The Taming of Mothman: Cute-ification and Marketization of Cultural Forms in Appalachia

Sarah Craycraft (Indiana University Bloomington) and Jordan Lovejoy (University of North Carolina, Chapel Hill)

This paper explores the relationship between boundary maintenance and the marketization of Appalachian cultural forms. We examine how traditional expressive culture is made cute and commodified to benefit individual brands through neoliberal market strategies. Although contemporary scholars note Appalachia as a fluid space, the “cultural taming” and heritagization of selected objects, symbols, and speech gestures toward a familiar romantic regionalism, a boundedness communicating narrow ideas of Appalachia that can lead to symbolic “uprooting” and appropriation. We argue this neoliberal function of folklore serves to index oneself as a branded in-group member whose legitimation rests on using and spreading symbolic shibboleths.

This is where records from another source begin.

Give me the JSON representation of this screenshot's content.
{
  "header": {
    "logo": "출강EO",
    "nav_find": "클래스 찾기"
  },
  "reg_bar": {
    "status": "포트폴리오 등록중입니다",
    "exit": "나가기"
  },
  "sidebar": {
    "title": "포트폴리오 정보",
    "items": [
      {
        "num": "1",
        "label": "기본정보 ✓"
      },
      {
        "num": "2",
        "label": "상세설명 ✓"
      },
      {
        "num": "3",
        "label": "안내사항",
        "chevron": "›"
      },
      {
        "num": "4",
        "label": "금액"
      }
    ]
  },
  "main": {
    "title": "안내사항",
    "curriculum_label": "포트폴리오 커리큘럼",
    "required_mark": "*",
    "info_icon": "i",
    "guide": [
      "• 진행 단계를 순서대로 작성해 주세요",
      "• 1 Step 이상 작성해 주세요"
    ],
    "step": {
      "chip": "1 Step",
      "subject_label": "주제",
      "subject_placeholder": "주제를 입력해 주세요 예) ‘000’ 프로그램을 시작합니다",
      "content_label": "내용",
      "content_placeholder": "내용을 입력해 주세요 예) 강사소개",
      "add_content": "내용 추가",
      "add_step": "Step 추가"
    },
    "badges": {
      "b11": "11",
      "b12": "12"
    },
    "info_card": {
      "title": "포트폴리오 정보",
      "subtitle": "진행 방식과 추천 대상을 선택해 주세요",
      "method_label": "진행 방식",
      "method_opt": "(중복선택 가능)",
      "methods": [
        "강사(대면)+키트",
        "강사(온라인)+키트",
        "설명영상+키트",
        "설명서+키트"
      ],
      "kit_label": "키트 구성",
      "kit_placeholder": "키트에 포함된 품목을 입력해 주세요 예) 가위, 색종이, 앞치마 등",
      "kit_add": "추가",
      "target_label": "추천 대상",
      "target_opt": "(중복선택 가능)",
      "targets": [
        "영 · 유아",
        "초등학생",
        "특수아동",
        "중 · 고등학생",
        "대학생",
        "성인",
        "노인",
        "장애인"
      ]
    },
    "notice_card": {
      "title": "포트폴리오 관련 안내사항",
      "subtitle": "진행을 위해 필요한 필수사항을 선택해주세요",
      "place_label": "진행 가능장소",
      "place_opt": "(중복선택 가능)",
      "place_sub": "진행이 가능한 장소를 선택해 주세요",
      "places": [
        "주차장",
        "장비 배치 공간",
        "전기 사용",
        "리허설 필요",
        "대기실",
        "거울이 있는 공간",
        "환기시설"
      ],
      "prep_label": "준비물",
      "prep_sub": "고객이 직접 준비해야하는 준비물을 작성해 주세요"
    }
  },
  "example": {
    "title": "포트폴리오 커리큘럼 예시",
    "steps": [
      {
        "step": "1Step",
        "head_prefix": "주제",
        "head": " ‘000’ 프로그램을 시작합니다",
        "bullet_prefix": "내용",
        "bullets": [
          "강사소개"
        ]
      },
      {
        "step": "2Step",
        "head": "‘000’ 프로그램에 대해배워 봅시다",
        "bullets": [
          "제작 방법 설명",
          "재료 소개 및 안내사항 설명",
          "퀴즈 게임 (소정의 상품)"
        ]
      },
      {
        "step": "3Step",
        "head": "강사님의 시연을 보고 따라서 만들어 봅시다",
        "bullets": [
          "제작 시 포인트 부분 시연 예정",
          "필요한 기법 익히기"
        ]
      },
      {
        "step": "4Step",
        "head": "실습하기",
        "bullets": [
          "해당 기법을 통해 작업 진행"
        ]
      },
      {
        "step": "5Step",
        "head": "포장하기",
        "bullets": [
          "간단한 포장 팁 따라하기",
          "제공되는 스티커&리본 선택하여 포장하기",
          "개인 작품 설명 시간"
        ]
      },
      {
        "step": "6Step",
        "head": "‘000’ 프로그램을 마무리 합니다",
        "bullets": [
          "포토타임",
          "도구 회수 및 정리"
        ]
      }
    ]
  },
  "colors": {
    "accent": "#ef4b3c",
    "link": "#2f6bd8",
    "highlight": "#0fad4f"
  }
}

Part of 01-04 Deploying “Grassroots Authenticity”: “Everyday Folk” As Moral Index and Boundary Mechanism, Thursday, November 02, 8:30 am–10:00 am